• **MATERIAL FOR THIS EXERCISE**
+ + + +

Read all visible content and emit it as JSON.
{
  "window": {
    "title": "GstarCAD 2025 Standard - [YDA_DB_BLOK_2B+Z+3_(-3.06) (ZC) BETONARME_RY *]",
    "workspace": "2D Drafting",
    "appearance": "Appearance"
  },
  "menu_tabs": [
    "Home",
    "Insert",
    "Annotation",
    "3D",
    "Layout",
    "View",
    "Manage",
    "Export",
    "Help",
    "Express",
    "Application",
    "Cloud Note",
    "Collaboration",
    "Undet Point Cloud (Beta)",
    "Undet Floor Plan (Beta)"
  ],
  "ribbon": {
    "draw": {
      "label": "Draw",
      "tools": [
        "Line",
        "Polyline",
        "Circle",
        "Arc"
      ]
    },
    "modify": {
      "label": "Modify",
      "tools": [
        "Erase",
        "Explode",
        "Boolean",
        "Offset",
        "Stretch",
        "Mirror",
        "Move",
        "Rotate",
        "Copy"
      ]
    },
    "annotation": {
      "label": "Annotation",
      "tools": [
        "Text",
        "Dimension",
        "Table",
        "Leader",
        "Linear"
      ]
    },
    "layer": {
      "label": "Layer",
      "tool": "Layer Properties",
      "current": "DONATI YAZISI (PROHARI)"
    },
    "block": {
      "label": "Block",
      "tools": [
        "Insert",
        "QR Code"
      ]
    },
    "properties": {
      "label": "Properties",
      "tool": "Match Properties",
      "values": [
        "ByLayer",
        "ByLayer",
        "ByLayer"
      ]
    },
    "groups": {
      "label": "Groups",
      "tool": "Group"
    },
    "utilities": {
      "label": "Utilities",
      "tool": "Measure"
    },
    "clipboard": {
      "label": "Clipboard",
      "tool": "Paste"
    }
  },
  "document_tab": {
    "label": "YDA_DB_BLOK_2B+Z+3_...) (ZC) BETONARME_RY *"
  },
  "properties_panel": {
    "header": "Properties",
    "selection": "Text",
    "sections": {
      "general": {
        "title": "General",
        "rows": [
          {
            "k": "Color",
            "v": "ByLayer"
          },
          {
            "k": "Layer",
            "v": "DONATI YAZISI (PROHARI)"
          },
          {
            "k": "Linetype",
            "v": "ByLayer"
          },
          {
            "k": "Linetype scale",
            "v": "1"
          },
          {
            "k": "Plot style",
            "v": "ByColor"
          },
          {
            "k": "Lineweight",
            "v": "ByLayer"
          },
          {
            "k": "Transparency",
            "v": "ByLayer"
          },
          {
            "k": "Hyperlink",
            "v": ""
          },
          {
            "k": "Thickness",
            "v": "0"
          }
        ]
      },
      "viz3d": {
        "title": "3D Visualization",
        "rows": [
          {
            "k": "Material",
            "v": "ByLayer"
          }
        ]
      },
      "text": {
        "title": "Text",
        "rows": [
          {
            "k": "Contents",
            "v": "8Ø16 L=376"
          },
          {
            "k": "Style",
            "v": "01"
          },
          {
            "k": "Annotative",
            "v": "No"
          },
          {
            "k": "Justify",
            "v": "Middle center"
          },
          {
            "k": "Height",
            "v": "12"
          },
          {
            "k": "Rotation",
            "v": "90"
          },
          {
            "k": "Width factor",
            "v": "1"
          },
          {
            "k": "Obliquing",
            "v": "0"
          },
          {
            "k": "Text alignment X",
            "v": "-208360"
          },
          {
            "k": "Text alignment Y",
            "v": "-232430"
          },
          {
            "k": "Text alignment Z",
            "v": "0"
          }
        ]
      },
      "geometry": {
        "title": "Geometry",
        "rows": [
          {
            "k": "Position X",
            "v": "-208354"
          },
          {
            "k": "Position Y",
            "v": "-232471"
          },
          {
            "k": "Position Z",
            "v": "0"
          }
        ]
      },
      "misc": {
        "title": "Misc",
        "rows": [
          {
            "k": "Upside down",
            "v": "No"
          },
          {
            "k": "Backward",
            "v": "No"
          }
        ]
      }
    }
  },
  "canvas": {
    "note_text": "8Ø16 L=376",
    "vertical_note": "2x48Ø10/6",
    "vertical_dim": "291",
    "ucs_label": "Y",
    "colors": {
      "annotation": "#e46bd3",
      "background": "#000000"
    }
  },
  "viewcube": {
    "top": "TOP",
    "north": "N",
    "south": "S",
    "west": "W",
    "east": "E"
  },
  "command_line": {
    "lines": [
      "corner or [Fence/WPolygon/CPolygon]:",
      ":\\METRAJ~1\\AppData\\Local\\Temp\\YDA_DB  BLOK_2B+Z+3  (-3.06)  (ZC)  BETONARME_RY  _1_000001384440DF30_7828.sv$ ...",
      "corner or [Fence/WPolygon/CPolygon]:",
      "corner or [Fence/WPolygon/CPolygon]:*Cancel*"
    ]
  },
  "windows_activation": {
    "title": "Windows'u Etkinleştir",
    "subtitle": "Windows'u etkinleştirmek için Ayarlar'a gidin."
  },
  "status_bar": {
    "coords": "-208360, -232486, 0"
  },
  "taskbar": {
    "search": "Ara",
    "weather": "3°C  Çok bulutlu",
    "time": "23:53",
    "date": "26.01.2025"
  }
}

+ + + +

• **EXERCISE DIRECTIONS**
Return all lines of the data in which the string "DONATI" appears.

• **OUTPUT OF THE EXERCISE**
      "current": "DONATI YAZISI (PROHARI)"
            "v": "DONATI YAZISI (PROHARI)"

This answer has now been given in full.